Constructor, creates the fetcher object, capable of registering and then reeling in an arbitrary number of HTTP::Requests. It accepts optional parameter settings, currently the number of requests processed in parallel can be provided in max_kids:
    my $fetcher = POEFetcher->new( max_kids => 10 );

will cause the POEFetcher to run 10 requests in parallel. The default is 5. The maximum throughput has to be determined empirically, reasonable values for max_kids have been found to be between 5 and 10.

$f->register( $req, [$user, $pass] );
Register a request with the fetcher. $req is of type HTTP::Request and created easily with the HTTP::Request::Common module's GET and POST methods.

$user and $pass are optional and are used for basic authentication if provided.

my @results = $f->process();
Fires up all registered requests in a quasi-parallel way (but never more than max_kids (see new()) at a time. The function will block until the last URL has been reeled in. Every element of the result array is of type HTTP::Response and can be queried for success/failure with its standard is_success/is_error methods.

Please note that the PoCo::HTTP::Client used internally won't follow 302s automatically but return them as errors.

Results are stored in the same order as the original requests were registered in. But just in case you lost track of the URLs requested in the first place, every HTTP::Response object provides the original URL in $resp->request()->url().


Copyright 2002 by Mike Schilli, all rights reserved. This program is free software, you can redistribute it and/or modify it under the same terms as Perl itself.

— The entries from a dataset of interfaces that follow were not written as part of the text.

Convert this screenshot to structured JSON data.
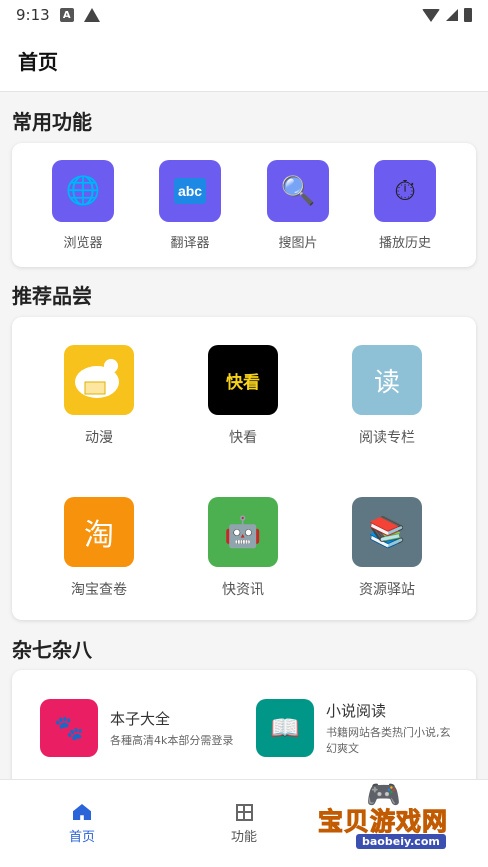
{
  "status": {
    "time": "9:13",
    "icons": [
      "notification-a-icon",
      "warning-icon",
      "wifi-icon",
      "signal-icon",
      "battery-icon"
    ]
  },
  "appbar": {
    "title": "首页"
  },
  "common": {
    "title": "常用功能",
    "items": [
      {
        "label": "浏览器",
        "icon": "globe-icon",
        "glyph": "🌐"
      },
      {
        "label": "翻译器",
        "icon": "abc-icon",
        "glyph": "abc"
      },
      {
        "label": "搜图片",
        "icon": "magnifier-icon",
        "glyph": "🔍"
      },
      {
        "label": "播放历史",
        "icon": "stopwatch-icon",
        "glyph": "⏱"
      }
    ]
  },
  "recommend": {
    "title": "推荐品尝",
    "items": [
      {
        "label": "动漫",
        "icon": "anime-icon",
        "color": "#f7c21b",
        "glyph": ""
      },
      {
        "label": "快看",
        "icon": "kuaikan-icon",
        "color": "#000000",
        "glyph": "快看"
      },
      {
        "label": "阅读专栏",
        "icon": "read-icon",
        "color": "#8ec0d6",
        "glyph": "读"
      },
      {
        "label": "淘宝查卷",
        "icon": "taobao-icon",
        "color": "#f7920c",
        "glyph": "淘"
      },
      {
        "label": "快资讯",
        "icon": "robot-icon",
        "color": "#4caf50",
        "glyph": "🤖"
      },
      {
        "label": "资源驿站",
        "icon": "books-icon",
        "color": "#5f7782",
        "glyph": "📚"
      }
    ]
  },
  "misc": {
    "title": "杂七杂八",
    "items": [
      {
        "title": "本子大全",
        "desc": "各種高清4k本部分需登录",
        "icon": "paw-icon",
        "color": "#e91e63",
        "glyph": "🐾"
      },
      {
        "title": "小说阅读",
        "desc": "书籍网站各类热门小说,玄幻爽文",
        "icon": "open-book-icon",
        "color": "#009688",
        "glyph": "📖"
      }
    ]
  },
  "nav": {
    "home": "首页",
    "features": "功能"
  },
  "watermark": {
    "text": "宝贝游戏网",
    "sub": "baobeiy.com"
  },
  "colors": {
    "accent": "#6c5cf0",
    "nav_active": "#2b63d9"
  }
}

2001, Mike Schilli <m@perlmeister.com>

Latest update: 20-Oct-2013